The minimum readouts that you want your console to have really depends on how you are going to use your treadmill. If you are using it mainly for fat burning you will want to see your heart rate and calories burned .
If you are short on time (like we all are now-a-days) the television is a wonderful feature so that you can watch the news or your favorite TV show while you are getting in shape.
Unless you are in a room that can be kept cool, having cooling fans are also a nice feature as it makes your workout more comfortable. If your more comfortable, your more apt to have to workout go on longer.
Now that you know what you want your console to track, you are also going to want to have one that is easy to read. Most of the newer models have a very nicely lit console, with easy to read color and designs. However, if you are looking at a used treadmill be sure to take a good look at the console, because you want to be able to read it quickly and not have to slow down your workout just to check your stats.
Does The Treadmill Come With Personal Trainer Workouts?
Having a treadmill that has built-in workouts can be a major advantage over one that does not.
The workouts are created by personal trainers to give you the most benefit in the shortest amount of time and also varies your workouts so you don't get bored.
Some workouts automatically adjust your speed and incline with specific goals, such as burning fat, getting cardio benefits and one.
Those with iFit compatibility will often allow you to purchase additional personal trainer workouts through iFit allowing you to expand your workouts as your fitness increases.
You will also want to take note of whether your personal trainer programs keep track of stats for multiple users.
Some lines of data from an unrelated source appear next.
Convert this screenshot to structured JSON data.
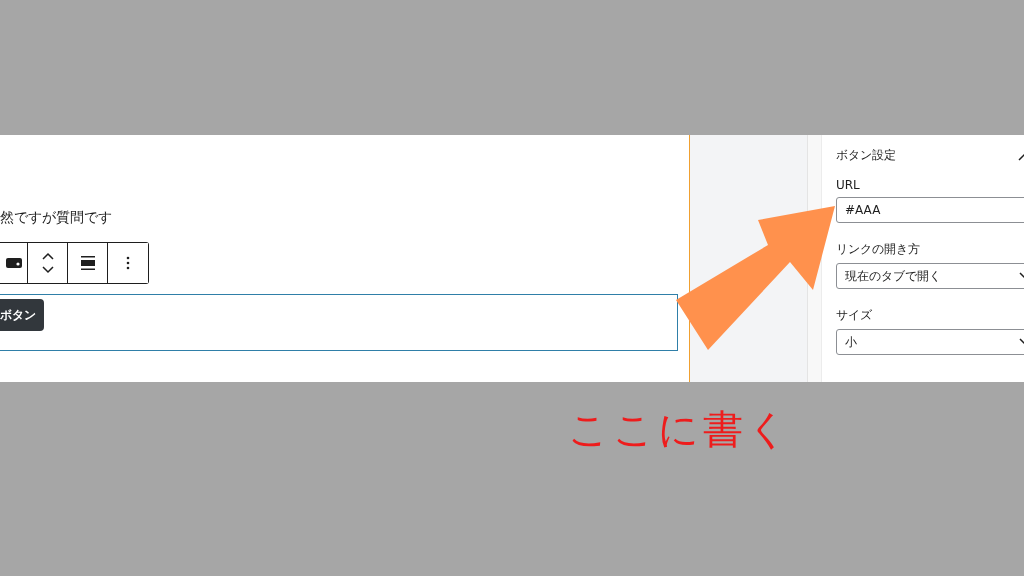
{
  "editor": {
    "paragraph": "然ですが質問です",
    "toolbar": [
      {
        "kind": "style"
      },
      {
        "kind": "move"
      },
      {
        "kind": "align"
      },
      {
        "kind": "more"
      }
    ],
    "button_block": {
      "label": "ボタン"
    }
  },
  "sidebar": {
    "panel": {
      "title": "ボタン設定",
      "expanded": true,
      "fields": [
        {
          "kind": "text",
          "label": "URL",
          "value": "#AAA"
        },
        {
          "kind": "select",
          "label": "リンクの開き方",
          "value": "現在のタブで開く"
        },
        {
          "kind": "select",
          "label": "サイズ",
          "value": "小"
        }
      ]
    }
  },
  "annotation": {
    "text": "ここに書く"
  }
}
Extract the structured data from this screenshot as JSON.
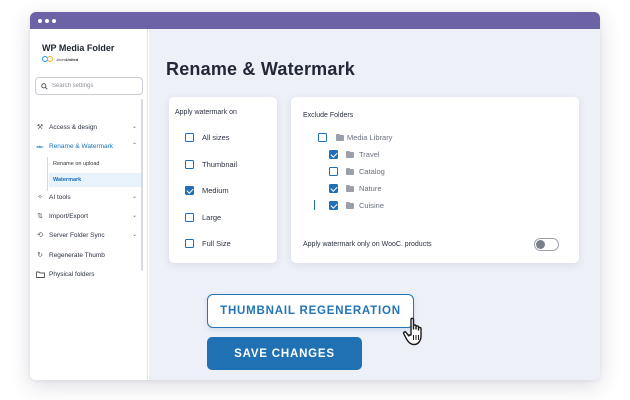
{
  "brand": {
    "title": "WP Media Folder",
    "sub_prefix": "Joom",
    "sub_bold": "United"
  },
  "search": {
    "placeholder": "Search settings"
  },
  "sidebar": {
    "items": [
      {
        "label": "Access & design",
        "icon": "paint-icon"
      },
      {
        "label": "Rename & Watermark",
        "icon": "abc-icon",
        "active": true
      },
      {
        "label": "AI tools",
        "icon": "sparkle-icon"
      },
      {
        "label": "Import/Export",
        "icon": "import-export-icon"
      },
      {
        "label": "Server Folder Sync",
        "icon": "sync-icon"
      },
      {
        "label": "Regenerate Thumb",
        "icon": "refresh-icon"
      },
      {
        "label": "Physical folders",
        "icon": "folder-icon"
      }
    ],
    "sub_items": [
      {
        "label": "Rename on upload"
      },
      {
        "label": "Watermark",
        "selected": true
      }
    ]
  },
  "main": {
    "title": "Rename & Watermark",
    "apply_watermark": {
      "title": "Apply watermark on",
      "options": [
        {
          "label": "All sizes",
          "checked": false
        },
        {
          "label": "Thumbnail",
          "checked": false
        },
        {
          "label": "Medium",
          "checked": true
        },
        {
          "label": "Large",
          "checked": false
        },
        {
          "label": "Full Size",
          "checked": false
        }
      ]
    },
    "exclude_folders": {
      "title": "Exclude Folders",
      "folders": [
        {
          "label": "Media Library",
          "checked": false
        },
        {
          "label": "Travel",
          "checked": true
        },
        {
          "label": "Catalog",
          "checked": false
        },
        {
          "label": "Nature",
          "checked": true
        },
        {
          "label": "Cuisine",
          "checked": true
        }
      ],
      "wooc_label": "Apply watermark only on WooC. products",
      "wooc_enabled": false
    },
    "buttons": {
      "regenerate": "THUMBNAIL REGENERATION",
      "save": "SAVE CHANGES"
    }
  },
  "colors": {
    "titlebar": "#6c63a6",
    "accent": "#1f71b3",
    "main_bg": "#eef0f8"
  }
}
This way each person can keep their information at their fingertips, each time they start or finish their workout.
Many of the newest models of treadmills have iFit live technology or other types of internet interactivity that allows you to browse the internet, check your mail, keep track of your programs, download new workout programs and so much more.
What may surprise you is that although these newer models as so much high-tech than treadmills just a few years ago prices have stayed about the same and in many cases, have actually dropped.
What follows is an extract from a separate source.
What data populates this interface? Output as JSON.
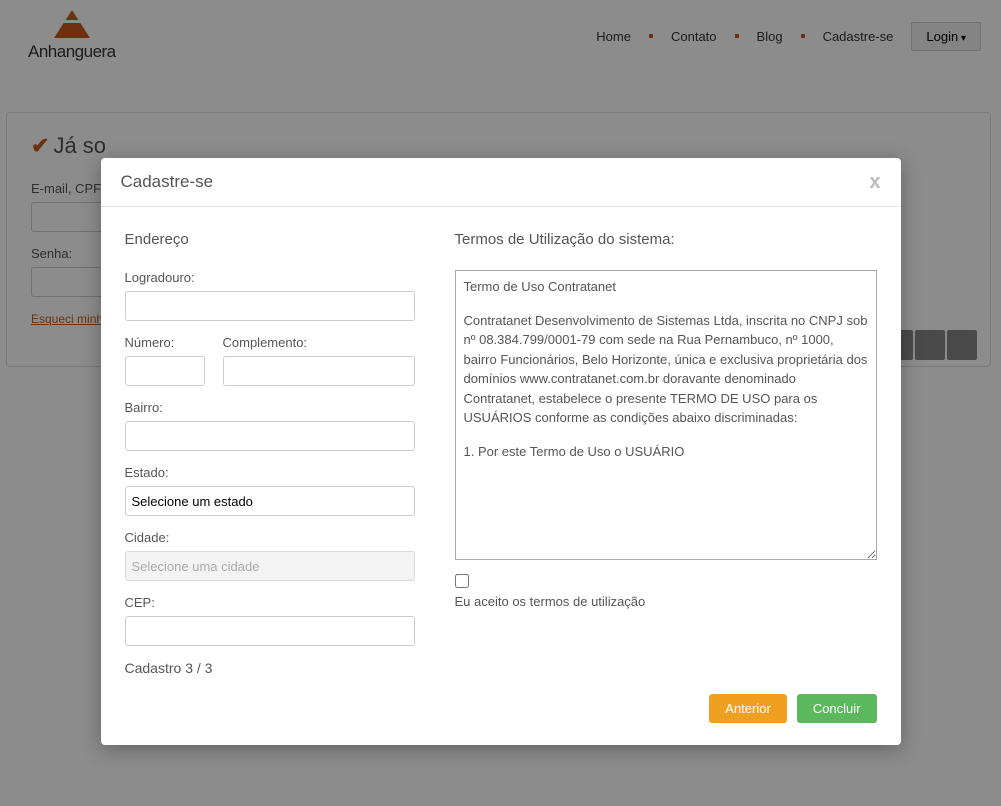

Additional Choices To Consider
Most treadmills come with a 90 day standard warranty. However, premium models often with come with a 10 or 20 year motor warranty and lifetime frame warranty. In this case the model which costs $300 or $400 more but has a much longer warranty may actually help you save money over the years. as many warranties will average $149 a year for standard parts.
Read the warranty well to see what you are covered for and for how long. Then look at what is included with an optional warranty on another model and match up costs and covered protection.
If you are short on space, then you will want to look for a space saving footprint or a model that folds up for storage. Most folding treamills now have a one-handed closure with a safety lock.
Automatic Incline and Speed Adjustments
If you don't want to have to get off of your treadmill each time you want to adjust the speed or incline, look for a treadmill with 1 button adjustments. Most 2007 and 2008 models have this feature, but be sure that it does.
As you can see there are many different features to look at on a treadmill, but if you are looking to purchase a new model you will find that most of them have the full range of important features and you only need to decide on whether you want a stationary model or folding one and would you like your treadmill to come with or without a TV.